▶ [What the exercise asks]:
Lines containing the word "title" are to be copied from the data below.

-*-

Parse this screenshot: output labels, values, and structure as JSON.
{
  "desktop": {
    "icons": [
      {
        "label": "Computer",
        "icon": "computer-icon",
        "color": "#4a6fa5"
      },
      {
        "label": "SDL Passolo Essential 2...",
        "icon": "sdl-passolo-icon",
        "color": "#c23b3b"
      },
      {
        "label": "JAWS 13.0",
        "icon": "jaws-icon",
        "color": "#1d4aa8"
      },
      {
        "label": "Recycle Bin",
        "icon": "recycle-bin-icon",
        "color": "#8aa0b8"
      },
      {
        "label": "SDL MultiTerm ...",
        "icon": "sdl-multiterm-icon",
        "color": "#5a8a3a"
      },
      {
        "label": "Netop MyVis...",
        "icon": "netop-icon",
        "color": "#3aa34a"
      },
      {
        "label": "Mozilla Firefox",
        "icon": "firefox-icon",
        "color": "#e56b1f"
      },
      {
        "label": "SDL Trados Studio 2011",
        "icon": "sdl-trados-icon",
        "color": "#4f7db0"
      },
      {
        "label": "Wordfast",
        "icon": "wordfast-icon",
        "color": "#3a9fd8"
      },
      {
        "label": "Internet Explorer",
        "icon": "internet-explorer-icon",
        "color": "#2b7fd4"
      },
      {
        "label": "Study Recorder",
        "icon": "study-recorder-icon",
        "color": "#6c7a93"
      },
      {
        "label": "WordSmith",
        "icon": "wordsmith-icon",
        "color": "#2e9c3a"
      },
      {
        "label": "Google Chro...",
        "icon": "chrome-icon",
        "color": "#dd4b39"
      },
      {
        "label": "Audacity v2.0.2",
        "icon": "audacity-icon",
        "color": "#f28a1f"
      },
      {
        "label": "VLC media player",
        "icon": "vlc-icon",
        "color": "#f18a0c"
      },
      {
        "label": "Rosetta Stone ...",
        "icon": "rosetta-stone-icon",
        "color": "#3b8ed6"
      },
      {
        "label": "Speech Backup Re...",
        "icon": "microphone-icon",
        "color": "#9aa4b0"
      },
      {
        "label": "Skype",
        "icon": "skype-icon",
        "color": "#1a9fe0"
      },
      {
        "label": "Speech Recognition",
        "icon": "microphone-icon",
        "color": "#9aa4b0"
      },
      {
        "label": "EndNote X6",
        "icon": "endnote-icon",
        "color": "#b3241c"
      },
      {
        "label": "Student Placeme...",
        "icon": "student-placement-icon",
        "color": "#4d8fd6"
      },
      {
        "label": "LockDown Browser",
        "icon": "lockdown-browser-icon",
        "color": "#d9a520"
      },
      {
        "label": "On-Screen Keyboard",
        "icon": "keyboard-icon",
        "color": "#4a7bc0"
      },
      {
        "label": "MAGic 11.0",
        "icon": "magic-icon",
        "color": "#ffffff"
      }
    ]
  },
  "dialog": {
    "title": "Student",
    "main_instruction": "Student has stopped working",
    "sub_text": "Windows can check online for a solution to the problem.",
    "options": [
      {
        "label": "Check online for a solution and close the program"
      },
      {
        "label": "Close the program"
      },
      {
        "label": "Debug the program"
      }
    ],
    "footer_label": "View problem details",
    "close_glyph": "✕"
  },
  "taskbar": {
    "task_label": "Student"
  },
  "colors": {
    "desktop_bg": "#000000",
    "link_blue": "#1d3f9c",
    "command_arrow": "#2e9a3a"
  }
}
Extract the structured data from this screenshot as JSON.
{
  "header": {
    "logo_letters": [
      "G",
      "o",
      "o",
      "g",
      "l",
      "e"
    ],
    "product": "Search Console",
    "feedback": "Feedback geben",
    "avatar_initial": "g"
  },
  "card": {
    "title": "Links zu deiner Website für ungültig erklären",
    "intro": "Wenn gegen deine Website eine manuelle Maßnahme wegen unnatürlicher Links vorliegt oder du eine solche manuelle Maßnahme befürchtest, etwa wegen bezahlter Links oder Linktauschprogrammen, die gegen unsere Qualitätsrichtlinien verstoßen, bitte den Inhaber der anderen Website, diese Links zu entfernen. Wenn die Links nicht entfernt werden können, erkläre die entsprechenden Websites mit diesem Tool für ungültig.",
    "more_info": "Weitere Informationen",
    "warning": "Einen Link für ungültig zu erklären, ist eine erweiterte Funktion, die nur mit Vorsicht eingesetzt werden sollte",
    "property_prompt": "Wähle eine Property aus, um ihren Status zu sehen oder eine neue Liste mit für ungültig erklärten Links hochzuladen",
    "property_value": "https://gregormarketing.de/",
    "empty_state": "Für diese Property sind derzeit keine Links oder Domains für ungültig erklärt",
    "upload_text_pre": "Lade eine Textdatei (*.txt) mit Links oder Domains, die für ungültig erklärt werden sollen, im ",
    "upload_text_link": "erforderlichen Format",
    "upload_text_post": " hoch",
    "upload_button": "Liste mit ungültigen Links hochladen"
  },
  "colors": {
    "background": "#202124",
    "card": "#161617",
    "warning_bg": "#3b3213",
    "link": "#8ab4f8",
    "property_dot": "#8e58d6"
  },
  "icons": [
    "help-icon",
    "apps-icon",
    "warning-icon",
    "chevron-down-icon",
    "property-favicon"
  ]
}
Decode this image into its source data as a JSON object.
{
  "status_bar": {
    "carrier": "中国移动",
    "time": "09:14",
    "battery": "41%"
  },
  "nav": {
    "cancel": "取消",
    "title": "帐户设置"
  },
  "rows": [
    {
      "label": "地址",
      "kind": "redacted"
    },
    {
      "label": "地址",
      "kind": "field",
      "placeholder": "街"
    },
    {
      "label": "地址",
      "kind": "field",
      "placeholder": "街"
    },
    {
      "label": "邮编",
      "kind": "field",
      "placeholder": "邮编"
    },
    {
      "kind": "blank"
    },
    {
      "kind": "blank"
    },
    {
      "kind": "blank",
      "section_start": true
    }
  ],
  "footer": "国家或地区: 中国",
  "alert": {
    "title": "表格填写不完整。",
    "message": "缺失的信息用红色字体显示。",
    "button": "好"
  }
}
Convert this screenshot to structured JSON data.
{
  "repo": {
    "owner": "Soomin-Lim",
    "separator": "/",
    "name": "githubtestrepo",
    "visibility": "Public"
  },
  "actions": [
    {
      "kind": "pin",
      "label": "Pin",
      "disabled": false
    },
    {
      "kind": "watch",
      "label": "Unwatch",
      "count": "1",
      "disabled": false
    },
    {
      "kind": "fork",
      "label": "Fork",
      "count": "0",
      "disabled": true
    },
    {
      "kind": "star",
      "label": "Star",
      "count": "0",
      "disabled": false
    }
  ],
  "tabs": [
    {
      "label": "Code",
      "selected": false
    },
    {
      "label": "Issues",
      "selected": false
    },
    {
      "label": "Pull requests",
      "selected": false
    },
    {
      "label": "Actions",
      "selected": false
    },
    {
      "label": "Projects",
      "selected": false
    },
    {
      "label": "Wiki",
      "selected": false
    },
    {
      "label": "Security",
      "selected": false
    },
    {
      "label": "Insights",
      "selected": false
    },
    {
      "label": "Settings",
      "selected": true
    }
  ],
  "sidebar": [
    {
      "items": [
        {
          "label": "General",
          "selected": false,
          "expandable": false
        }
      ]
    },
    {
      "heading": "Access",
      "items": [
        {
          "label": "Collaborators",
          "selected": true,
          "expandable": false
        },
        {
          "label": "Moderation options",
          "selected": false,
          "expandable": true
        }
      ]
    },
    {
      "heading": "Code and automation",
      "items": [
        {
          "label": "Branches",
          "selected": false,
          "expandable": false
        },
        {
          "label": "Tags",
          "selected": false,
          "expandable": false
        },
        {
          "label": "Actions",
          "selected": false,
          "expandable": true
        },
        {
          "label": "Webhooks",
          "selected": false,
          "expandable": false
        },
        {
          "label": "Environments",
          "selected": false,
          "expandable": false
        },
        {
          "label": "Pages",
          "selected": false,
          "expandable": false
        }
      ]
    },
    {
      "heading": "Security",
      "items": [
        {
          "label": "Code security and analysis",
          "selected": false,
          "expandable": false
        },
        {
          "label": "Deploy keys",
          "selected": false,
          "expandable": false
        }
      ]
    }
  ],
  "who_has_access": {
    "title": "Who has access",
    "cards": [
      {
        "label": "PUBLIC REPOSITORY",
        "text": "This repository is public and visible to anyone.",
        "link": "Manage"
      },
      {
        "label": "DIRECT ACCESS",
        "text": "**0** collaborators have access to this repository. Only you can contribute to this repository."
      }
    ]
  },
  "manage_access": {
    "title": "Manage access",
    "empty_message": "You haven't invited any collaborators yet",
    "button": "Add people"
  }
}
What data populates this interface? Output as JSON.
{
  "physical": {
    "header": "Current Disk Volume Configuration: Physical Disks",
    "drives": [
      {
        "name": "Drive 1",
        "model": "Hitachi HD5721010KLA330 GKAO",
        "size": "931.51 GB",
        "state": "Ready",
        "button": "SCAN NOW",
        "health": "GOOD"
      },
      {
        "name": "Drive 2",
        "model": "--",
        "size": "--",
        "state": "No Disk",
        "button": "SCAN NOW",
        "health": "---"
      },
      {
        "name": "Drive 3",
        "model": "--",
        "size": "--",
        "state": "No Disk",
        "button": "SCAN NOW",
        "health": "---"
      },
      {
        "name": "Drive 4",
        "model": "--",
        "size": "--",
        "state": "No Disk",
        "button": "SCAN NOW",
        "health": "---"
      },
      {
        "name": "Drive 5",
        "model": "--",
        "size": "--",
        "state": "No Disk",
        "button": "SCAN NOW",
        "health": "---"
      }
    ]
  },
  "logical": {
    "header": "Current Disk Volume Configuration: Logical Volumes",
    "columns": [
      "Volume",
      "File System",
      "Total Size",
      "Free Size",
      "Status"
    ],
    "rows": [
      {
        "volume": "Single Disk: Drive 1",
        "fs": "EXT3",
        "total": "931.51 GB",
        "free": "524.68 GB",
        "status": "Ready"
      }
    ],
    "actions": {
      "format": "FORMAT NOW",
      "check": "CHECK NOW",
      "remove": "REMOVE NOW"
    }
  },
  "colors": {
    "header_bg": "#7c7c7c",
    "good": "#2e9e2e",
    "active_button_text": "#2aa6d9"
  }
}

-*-

▶ [Reply to the exercise]:
    "title": "Student",
    "title": "Links zu deiner Website für ungültig erklären",
    "title": "帐户设置"
    "title": "表格填写不完整。",
    "title": "Who has access",
    "title": "Manage access",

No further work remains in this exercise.